Supplied material:
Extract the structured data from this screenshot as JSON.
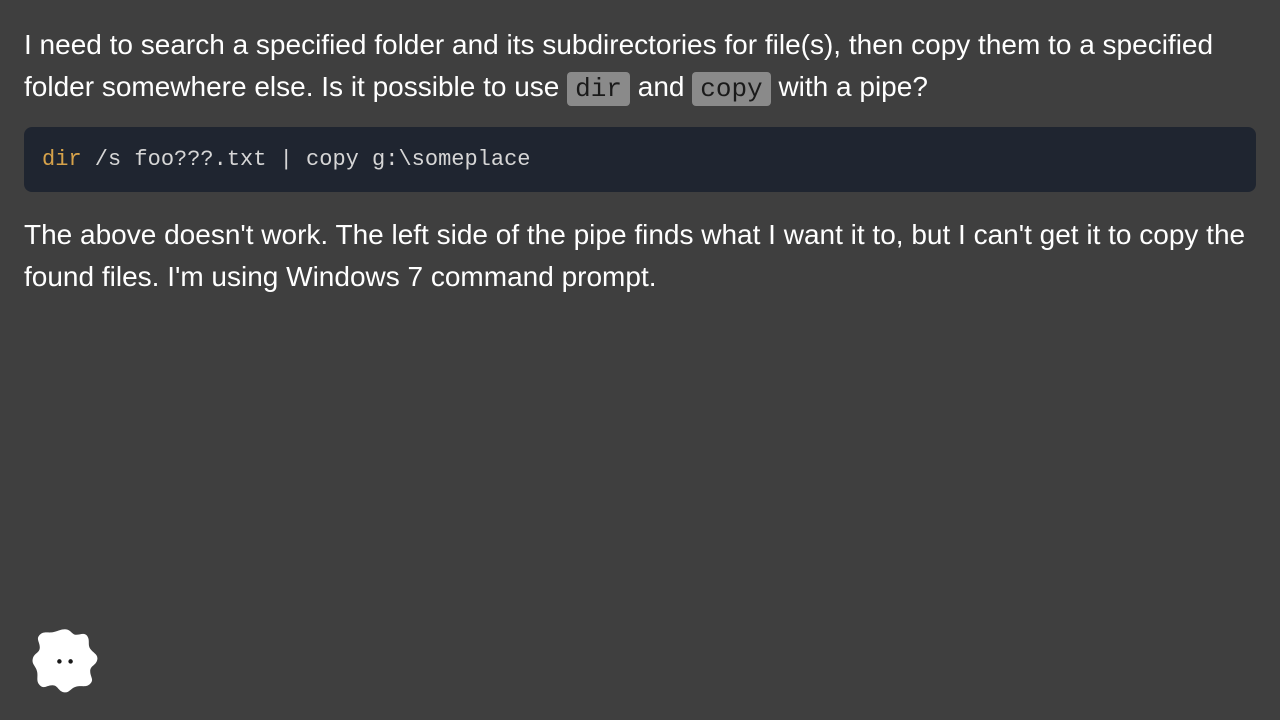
{
  "question": {
    "para1": {
      "pre": "I need to search a specified folder and its subdirectories for file(s), then copy them to a specified folder somewhere else. Is it possible to use ",
      "code1": "dir",
      "mid": " and ",
      "code2": "copy",
      "post": " with a pipe?"
    },
    "code_block": {
      "cmd": "dir",
      "rest": " /s foo???.txt | copy g:\\someplace"
    },
    "para2": "The above doesn't work. The left side of the pipe finds what I want it to, but I can't get it to copy the found files. I'm using Windows 7 command prompt."
  }
}
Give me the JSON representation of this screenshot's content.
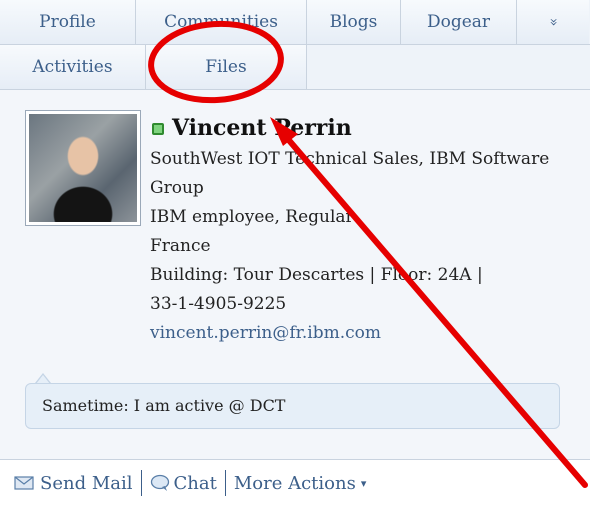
{
  "tabs": {
    "row1": [
      "Profile",
      "Communities",
      "Blogs",
      "Dogear"
    ],
    "more_icon": "double-chevron-down-icon",
    "more_glyph": "»",
    "row2": [
      "Activities",
      "Files"
    ]
  },
  "profile": {
    "status_icon": "online-status-icon",
    "name": "Vincent Perrin",
    "title_line1": "SouthWest IOT Technical Sales, IBM Software",
    "title_line2": "Group",
    "employee_type": "IBM employee, Regular",
    "country": "France",
    "building": "Building: Tour Descartes | Floor: 24A |",
    "phone": "33-1-4905-9225",
    "email": "vincent.perrin@fr.ibm.com",
    "photo_icon": "profile-photo"
  },
  "status_message": "Sametime: I am active @ DCT",
  "actions": {
    "send_mail": "Send Mail",
    "chat": "Chat",
    "more": "More Actions",
    "more_caret": "▾"
  },
  "annotations": {
    "circle_color": "#e60000",
    "arrow_color": "#e60000"
  }
}
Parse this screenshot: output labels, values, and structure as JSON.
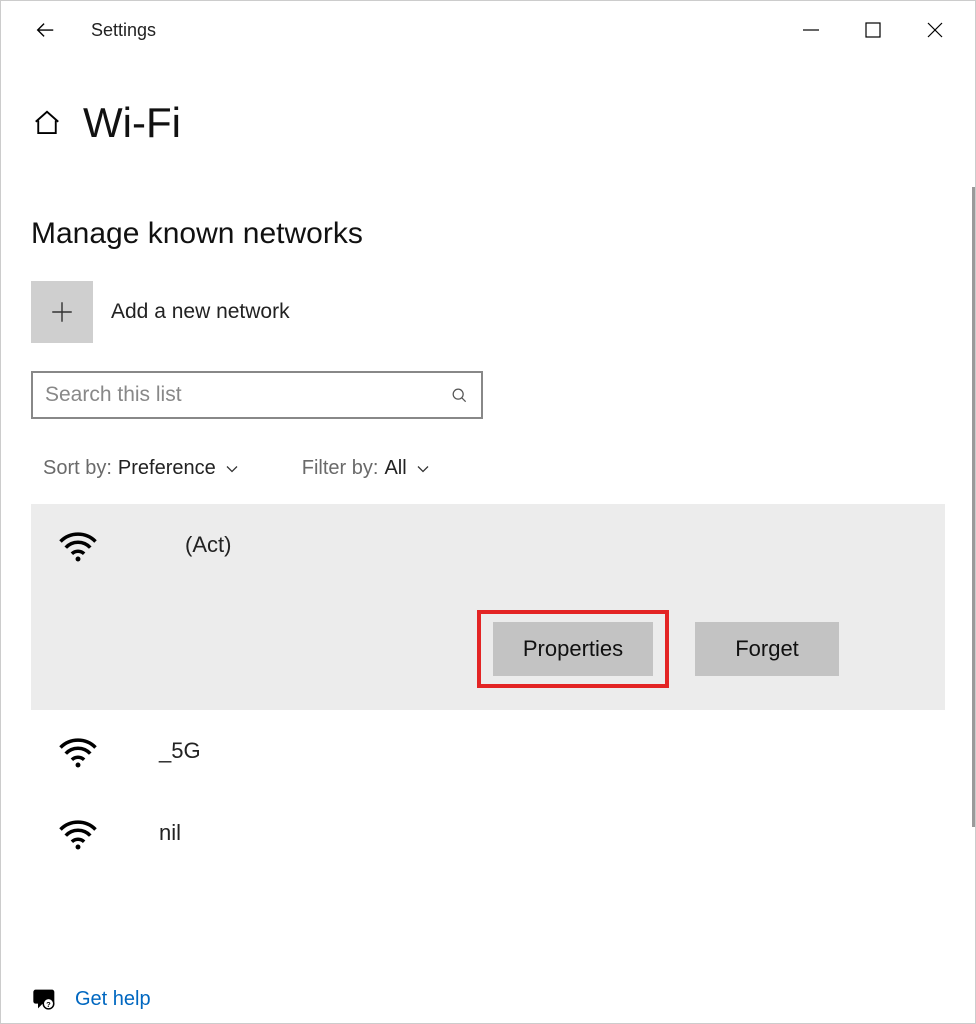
{
  "window": {
    "title": "Settings"
  },
  "page": {
    "title": "Wi-Fi",
    "subheading": "Manage known networks"
  },
  "add_network": {
    "label": "Add a new network"
  },
  "search": {
    "placeholder": "Search this list"
  },
  "sort": {
    "label": "Sort by:",
    "value": "Preference"
  },
  "filter": {
    "label": "Filter by:",
    "value": "All"
  },
  "networks": [
    {
      "name": "(Act)"
    },
    {
      "name": "_5G"
    },
    {
      "name": "nil"
    }
  ],
  "buttons": {
    "properties": "Properties",
    "forget": "Forget"
  },
  "help": {
    "label": "Get help"
  }
}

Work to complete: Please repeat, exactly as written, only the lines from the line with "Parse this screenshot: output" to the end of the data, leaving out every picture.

Answer below:
Parse this screenshot: output labels, values, and structure as JSON.
{
  "window": {
    "title": "Settings"
  },
  "page": {
    "title": "Wi-Fi",
    "subheading": "Manage known networks"
  },
  "add_network": {
    "label": "Add a new network"
  },
  "search": {
    "placeholder": "Search this list"
  },
  "sort": {
    "label": "Sort by:",
    "value": "Preference"
  },
  "filter": {
    "label": "Filter by:",
    "value": "All"
  },
  "networks": [
    {
      "name": "(Act)"
    },
    {
      "name": "_5G"
    },
    {
      "name": "nil"
    }
  ],
  "buttons": {
    "properties": "Properties",
    "forget": "Forget"
  },
  "help": {
    "label": "Get help"
  }
}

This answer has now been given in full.